(Entries taken from a collection)
• • • •

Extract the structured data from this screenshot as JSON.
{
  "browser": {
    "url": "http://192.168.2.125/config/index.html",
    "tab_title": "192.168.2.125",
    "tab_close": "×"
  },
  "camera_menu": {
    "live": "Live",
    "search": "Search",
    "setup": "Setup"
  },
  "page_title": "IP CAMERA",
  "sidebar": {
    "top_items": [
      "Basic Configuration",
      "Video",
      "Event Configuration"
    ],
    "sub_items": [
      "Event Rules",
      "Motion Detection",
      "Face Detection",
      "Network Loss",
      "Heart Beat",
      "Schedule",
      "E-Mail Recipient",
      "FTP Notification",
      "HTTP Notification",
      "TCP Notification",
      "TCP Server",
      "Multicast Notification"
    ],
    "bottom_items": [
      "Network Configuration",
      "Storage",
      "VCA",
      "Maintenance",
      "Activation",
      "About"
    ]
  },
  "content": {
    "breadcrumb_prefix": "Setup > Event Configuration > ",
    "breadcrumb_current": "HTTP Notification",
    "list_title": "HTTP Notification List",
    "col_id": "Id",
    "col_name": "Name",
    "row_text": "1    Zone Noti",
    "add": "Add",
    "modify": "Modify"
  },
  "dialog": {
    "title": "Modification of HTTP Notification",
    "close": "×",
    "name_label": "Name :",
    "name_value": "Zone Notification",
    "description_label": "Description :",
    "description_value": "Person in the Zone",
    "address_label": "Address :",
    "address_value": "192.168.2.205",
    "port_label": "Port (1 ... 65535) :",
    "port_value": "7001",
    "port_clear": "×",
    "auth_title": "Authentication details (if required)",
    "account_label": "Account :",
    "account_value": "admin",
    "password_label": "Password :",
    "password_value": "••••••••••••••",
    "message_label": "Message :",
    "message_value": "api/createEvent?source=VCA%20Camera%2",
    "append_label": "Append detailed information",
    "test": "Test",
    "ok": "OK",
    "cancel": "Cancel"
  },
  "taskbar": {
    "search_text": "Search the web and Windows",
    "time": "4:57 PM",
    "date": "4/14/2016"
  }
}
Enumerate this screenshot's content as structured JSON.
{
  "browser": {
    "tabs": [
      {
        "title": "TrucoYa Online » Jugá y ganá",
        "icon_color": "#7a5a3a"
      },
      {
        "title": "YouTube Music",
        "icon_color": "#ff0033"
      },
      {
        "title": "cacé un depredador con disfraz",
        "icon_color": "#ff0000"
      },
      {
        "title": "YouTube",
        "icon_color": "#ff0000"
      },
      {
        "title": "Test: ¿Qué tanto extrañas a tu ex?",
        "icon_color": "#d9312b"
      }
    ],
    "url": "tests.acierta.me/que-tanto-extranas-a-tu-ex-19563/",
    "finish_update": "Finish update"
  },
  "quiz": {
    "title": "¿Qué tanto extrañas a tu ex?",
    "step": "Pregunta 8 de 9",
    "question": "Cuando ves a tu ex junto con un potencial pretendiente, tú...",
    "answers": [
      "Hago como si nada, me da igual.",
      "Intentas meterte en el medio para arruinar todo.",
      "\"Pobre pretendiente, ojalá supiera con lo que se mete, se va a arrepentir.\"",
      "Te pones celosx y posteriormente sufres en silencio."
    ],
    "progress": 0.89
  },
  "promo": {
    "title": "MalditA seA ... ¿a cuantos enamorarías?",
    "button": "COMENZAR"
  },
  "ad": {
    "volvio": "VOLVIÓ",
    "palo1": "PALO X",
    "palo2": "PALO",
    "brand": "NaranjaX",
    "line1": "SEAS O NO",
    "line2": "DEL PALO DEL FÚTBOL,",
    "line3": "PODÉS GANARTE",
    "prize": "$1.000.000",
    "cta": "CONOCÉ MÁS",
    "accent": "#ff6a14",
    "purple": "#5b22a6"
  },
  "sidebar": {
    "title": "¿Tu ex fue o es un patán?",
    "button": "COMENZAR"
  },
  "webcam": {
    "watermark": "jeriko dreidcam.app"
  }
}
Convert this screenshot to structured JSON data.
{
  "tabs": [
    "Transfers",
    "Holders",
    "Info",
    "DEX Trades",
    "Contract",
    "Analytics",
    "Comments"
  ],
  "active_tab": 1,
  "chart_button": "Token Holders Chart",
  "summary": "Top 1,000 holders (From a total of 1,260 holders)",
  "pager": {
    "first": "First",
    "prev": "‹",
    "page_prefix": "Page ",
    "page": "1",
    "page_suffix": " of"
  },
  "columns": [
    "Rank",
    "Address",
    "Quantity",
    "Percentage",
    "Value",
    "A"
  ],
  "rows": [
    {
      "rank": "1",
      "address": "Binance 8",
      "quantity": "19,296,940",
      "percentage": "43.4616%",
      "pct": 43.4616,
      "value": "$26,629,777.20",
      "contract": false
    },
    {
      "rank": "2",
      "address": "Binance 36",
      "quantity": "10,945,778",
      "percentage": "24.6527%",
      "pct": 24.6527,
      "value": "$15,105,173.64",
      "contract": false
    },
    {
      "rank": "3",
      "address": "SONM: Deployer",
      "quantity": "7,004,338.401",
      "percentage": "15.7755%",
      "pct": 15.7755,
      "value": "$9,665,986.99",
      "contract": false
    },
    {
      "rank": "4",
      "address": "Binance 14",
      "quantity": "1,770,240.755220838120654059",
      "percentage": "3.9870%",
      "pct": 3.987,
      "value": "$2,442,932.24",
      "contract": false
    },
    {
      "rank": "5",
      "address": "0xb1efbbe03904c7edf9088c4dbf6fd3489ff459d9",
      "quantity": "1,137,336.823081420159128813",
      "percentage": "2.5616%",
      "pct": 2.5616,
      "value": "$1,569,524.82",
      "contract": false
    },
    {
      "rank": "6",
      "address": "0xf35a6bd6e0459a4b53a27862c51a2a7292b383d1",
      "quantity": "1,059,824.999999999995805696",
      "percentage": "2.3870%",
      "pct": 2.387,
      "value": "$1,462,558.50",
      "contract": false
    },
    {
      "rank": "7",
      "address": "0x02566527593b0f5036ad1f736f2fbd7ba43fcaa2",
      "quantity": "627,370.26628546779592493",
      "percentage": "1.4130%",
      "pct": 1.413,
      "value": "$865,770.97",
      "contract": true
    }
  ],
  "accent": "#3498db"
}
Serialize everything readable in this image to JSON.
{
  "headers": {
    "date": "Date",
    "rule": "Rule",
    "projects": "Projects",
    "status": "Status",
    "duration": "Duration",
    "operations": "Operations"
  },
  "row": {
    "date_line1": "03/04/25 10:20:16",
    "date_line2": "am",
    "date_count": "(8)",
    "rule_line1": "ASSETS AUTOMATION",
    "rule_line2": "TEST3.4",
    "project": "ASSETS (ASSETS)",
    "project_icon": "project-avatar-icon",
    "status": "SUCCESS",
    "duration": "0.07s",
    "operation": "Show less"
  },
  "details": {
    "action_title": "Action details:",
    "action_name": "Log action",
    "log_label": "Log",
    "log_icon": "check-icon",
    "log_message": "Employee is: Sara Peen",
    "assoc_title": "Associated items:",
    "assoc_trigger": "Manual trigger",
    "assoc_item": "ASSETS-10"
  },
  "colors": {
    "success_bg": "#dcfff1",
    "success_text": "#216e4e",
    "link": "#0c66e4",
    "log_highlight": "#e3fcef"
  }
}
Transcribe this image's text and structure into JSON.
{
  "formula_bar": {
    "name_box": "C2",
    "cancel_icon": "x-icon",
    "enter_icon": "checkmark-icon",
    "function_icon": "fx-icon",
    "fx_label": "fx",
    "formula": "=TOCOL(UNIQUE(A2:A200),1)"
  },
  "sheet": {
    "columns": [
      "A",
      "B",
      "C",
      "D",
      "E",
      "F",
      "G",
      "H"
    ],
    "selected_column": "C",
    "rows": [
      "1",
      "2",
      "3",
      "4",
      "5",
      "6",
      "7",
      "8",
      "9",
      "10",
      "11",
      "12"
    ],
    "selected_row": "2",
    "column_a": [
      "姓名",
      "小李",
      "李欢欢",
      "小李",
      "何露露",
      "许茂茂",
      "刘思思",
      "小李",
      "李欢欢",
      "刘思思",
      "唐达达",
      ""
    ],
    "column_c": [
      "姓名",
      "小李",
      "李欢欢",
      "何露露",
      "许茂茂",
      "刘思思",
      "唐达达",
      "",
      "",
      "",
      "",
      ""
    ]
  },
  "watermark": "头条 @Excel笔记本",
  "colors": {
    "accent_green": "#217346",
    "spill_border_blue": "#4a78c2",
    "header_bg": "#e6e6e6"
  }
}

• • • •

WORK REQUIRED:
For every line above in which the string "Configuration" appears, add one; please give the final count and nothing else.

WORKED SOLUTION:
4